Hubbard attorney accused of hiding $961,000 for Boardman chiropr - 21 News Now, More Local News for Youngstown, Ohio -

Hubbard attorney accused of hiding $961,000 for Boardman chiropractor

Posted: Updated:
COLUMBUS, Ohio -

A Hubbard attorney is being investigated for allegedly helping a Boardman chiropractor hide hundreds of thousands of dollars from her husband during a divorce case.

The Ohio Supreme Court's Board of Commissioners and Discipline is investigating a complaint filed against Attorney David Keith Roland.

According to the complaint filed by the Trumbull County Bar Association Certified Grievance Committee, Roland had been representing Dr. Denise Carradine in her divorce proceedings filed in 2009.

The complaint alleges that between 2006 and 2009, Dr. Carradine gave Roland a total of $961,426.

The bar association alleges that Carradine would turn over amounts typically less than $10,000 to Roland, who would disperse the money at Dr. Carradine's direction.

Attorney Roland claims to have no knowledge of what happened to the money after he turned it over to an investment firm.
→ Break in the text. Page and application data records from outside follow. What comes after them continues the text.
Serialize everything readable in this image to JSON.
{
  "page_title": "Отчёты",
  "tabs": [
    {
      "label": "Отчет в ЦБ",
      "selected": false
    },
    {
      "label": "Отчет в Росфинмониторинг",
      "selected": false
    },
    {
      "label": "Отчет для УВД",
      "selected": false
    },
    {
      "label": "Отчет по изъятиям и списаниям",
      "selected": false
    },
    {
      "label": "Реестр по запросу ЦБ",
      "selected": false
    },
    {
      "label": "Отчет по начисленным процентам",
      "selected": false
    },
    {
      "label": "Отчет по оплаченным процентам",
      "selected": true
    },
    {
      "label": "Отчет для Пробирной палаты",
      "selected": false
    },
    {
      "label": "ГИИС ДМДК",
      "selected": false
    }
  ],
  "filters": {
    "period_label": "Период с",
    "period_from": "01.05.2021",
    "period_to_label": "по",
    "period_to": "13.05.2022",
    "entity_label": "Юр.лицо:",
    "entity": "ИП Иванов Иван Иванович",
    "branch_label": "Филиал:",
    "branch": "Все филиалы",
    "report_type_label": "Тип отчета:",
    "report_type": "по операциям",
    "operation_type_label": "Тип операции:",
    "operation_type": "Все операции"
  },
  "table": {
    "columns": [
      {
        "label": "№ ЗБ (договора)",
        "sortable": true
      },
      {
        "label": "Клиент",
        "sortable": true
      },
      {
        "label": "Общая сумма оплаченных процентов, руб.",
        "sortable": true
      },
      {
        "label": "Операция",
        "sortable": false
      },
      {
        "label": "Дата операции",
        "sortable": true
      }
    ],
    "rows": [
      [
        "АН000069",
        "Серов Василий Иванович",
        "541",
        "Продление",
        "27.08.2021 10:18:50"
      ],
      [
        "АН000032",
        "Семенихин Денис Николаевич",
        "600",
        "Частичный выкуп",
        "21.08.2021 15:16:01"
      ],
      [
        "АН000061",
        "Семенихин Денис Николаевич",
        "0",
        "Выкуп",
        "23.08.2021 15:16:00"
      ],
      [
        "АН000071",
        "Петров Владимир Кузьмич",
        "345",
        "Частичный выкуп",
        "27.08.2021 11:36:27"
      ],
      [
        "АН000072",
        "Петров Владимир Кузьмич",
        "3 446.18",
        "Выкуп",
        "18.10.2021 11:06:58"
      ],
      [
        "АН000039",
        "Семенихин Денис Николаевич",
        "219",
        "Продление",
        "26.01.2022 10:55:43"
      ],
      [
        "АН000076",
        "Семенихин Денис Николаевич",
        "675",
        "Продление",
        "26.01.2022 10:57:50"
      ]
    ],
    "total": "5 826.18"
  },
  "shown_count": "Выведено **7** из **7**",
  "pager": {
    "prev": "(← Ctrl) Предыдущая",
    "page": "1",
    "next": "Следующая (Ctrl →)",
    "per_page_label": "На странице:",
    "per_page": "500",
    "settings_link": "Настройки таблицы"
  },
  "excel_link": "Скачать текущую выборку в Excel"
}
Dr. Carradine says most of the money was lost through bad investments.

The complaint alleges that Roland used his Interest on Lawyers Trust Account (IOLTA) to hide money  from her husband, Eric Martin.
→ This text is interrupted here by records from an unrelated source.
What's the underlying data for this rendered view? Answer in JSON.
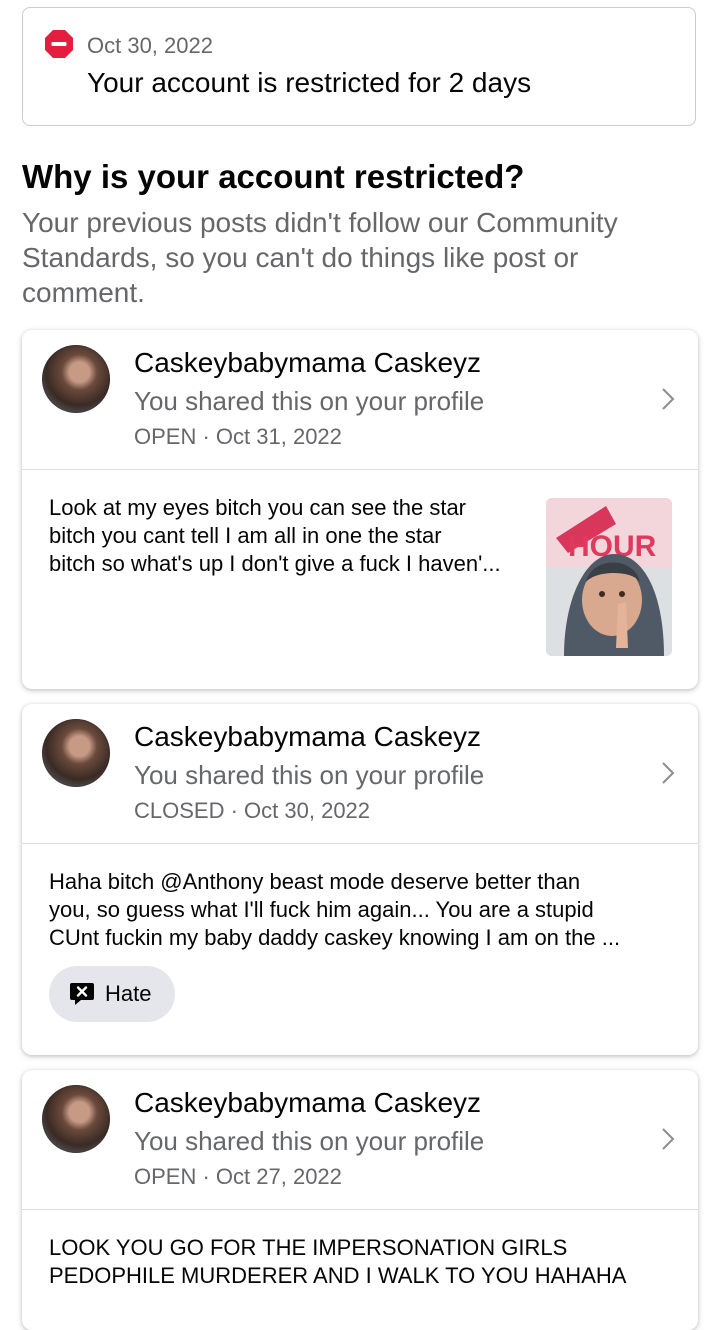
{
  "notice": {
    "date": "Oct 30, 2022",
    "title": "Your account is restricted for 2 days",
    "icon": "stop-icon",
    "icon_color": "#e41e3f"
  },
  "why": {
    "heading": "Why is your account restricted?",
    "explanation": "Your previous posts didn't follow our Community Standards, so you can't do things like post or comment."
  },
  "posts": [
    {
      "author": "Caskeybabymama Caskeyz",
      "shared": "You shared this on your profile",
      "status": "OPEN",
      "date": "Oct 31, 2022",
      "lines": [
        "Look at my eyes bitch you can see the star",
        "bitch you cant tell I am all in one the star",
        "bitch so what's up I don't give a fuck I haven'..."
      ],
      "thumb_sign": "HOUR"
    },
    {
      "author": "Caskeybabymama Caskeyz",
      "shared": "You shared this on your profile",
      "status": "CLOSED",
      "date": "Oct 30, 2022",
      "lines": [
        "Haha bitch @Anthony beast mode deserve better than",
        "you, so guess what I'll fuck him again... You are a stupid",
        "CUnt fuckin my baby daddy caskey knowing I am on the ..."
      ],
      "chip": "Hate"
    },
    {
      "author": "Caskeybabymama Caskeyz",
      "shared": "You shared this on your profile",
      "status": "OPEN",
      "date": "Oct 27, 2022",
      "lines": [
        "LOOK YOU GO FOR THE IMPERSONATION GIRLS",
        "PEDOPHILE MURDERER AND I WALK TO YOU HAHAHA"
      ]
    }
  ]
}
IOLTA allows a lawyer to place funds that belong to a client into a trust account separate from the lawyer's own money.

Attorney Roland has been added as a third party the divorce case, which is still in the court system.

The 11th District Court of Appeals rejected an attempt by Roland to be dismissed from the case, ruling that because he deposited large sums of money from Dr. Carradine into his IOLTA account, there was probable cause to believe that Roland was helping Dr. Carradine facilitate a fraud.
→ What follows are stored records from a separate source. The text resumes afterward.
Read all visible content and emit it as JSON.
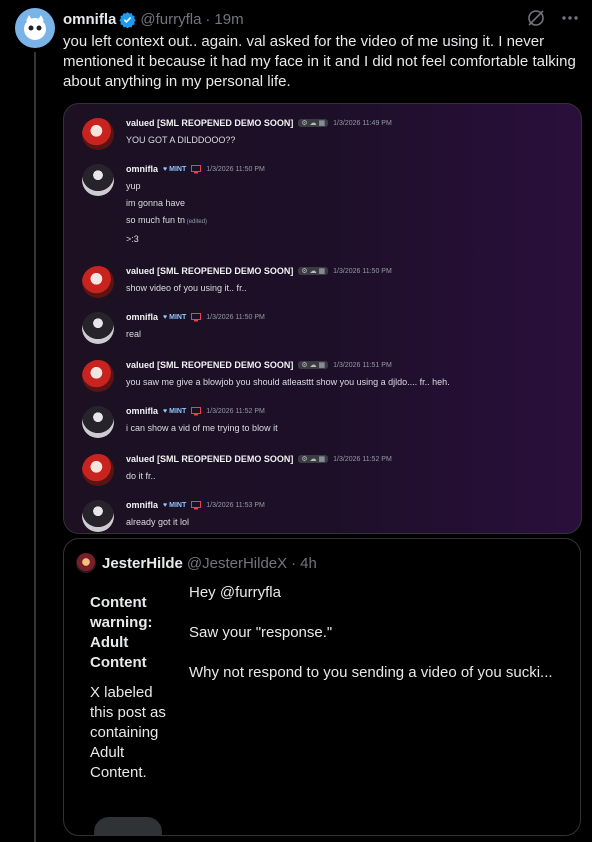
{
  "post": {
    "display_name": "omnifla",
    "handle": "@furryfla",
    "separator": "·",
    "time": "19m",
    "text": "you left context out.. again. val asked for the video of me using it. I never mentioned it because it had my face in it and I did not feel comfortable talking about anything in my personal life."
  },
  "icons": {
    "grok": "grok-icon",
    "more": "more-icon",
    "verified": "verified-badge-icon"
  },
  "colors": {
    "background": "#000000",
    "accent": "#1d9bf0",
    "muted": "#71767b",
    "border": "#2f3336"
  },
  "chat": {
    "messages": [
      {
        "user": "valued [SML REOPENED DEMO SOON]",
        "tag": "⚙ ☁ ▦",
        "time": "1/3/2026 11:49 PM",
        "lines": [
          "YOU GOT A DILDDOOO??"
        ]
      },
      {
        "user": "omnifla",
        "badge": "♥ MINT",
        "time": "1/3/2026 11:50 PM",
        "lines": [
          "yup",
          "im gonna have",
          "so much fun tn",
          ">:3"
        ],
        "edited": "(edited)"
      },
      {
        "user": "valued [SML REOPENED DEMO SOON]",
        "tag": "⚙ ☁ ▦",
        "time": "1/3/2026 11:50 PM",
        "lines": [
          "show video of you using it.. fr.."
        ]
      },
      {
        "user": "omnifla",
        "badge": "♥ MINT",
        "time": "1/3/2026 11:50 PM",
        "lines": [
          "real"
        ]
      },
      {
        "user": "valued [SML REOPENED DEMO SOON]",
        "tag": "⚙ ☁ ▦",
        "time": "1/3/2026 11:51 PM",
        "lines": [
          "you saw me give a blowjob you should atleasttt show you using a djldo.... fr.. heh."
        ]
      },
      {
        "user": "omnifla",
        "badge": "♥ MINT",
        "time": "1/3/2026 11:52 PM",
        "lines": [
          "i can show a vid of me trying to blow it"
        ]
      },
      {
        "user": "valued [SML REOPENED DEMO SOON]",
        "tag": "⚙ ☁ ▦",
        "time": "1/3/2026 11:52 PM",
        "lines": [
          "do it fr.."
        ]
      },
      {
        "user": "omnifla",
        "badge": "♥ MINT",
        "time": "1/3/2026 11:53 PM",
        "lines": [
          "already got it lol"
        ]
      }
    ]
  },
  "quote": {
    "display_name": "JesterHilde",
    "handle": "@JesterHildeX",
    "separator": "·",
    "time": "4h",
    "content_warning_title": "Content warning: Adult Content",
    "content_warning_body": "X labeled this post as containing Adult Content.",
    "text": "Hey @furryfla\n\nSaw your \"response.\"\n\nWhy not respond to you sending a video of you sucki..."
  }
}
The Trumbull County Bar Association says that Roland's actions violate the Ohio Rules of Professional Conduct, and is requesting that he be disciplined.

  • More From wfmj.comMore>>

  • US employers add 209K jobs, rate rises to 6.2 pct.

    US employers add 209K jobs, rate rises to 6.2 pct.

    Friday, August 1 2014 11:23 AM EDT2014-08-01 15:23:51 GMT
    U.S. employers extended this year's hiring surge into July by adding a solid 209,000 jobs. It was the sixth straight month of job growth above 200,000, evidence that businesses are shedding the caution that had...More >>
    U.S. employers extended their solid hiring into July by adding 209,000 jobs. It was the sixth straight month of job growth above 200,000, evidence that businesses are gradually shedding the caution that had marked the...More >>
  • GM boosted June sales with discounts to dealers

    GM boosted June sales with discounts to dealers

    Friday, August 1 2014 9:42 AM EDT2014-08-01 13:42:40 GMT
    By TOM KRISHER Associated Press Auto Writer As General Motors prepares to report monthly sales results on Friday, a look its numbers from June show just how intent the company is on keeping...More >>
    By TOM KRISHER Associated Press Auto Writer As General Motors tackles a safety crisis, a look its numbers from June show just how intent the company is on keeping new-car sales on the rise during a record...More >>
  • Group: homeless assaults should be hate crimes

    Group: homeless assaults should be hate crimes

    Friday, August 1 2014 9:23 AM EDT2014-08-01 13:23:08 GMT
    CINCINNATI (AP) - A southwest Ohio homeless advocacy group wants assaults on homeless people to be considered hate crimes under the law. The Greater Cincinnati Homeless Coalition says the designation of homeless people as a protected group would enhance penalties for offenders and help deter attacks. The Cincinnati Enquirer reports that homeless coalition executive director Josh Spring says the proposal comes on the heels of the beating of a homeless man last weekend. Spring said one of the t...More >>
    CINCINNATI (AP) - A southwest Ohio homeless advocacy group wants assaults on homeless people to be considered hate crimes under the law. The Greater Cincinnati Homeless Coalition says the designation of homeless people as a protected group would enhance penalties for offenders and help deter attacks. The Cincinnati Enquirer reports that homeless coalition executive director Josh Spring says the proposal comes on the heels of the beating of a homeless man last weekend. Spring said one of the t...More >>
Powered by WorldNow
All content © Copyright 2000 - 2014 Worldnow and WFMJ. All Rights Reserved. For more information on this site, please read our Privacy Policy and Terms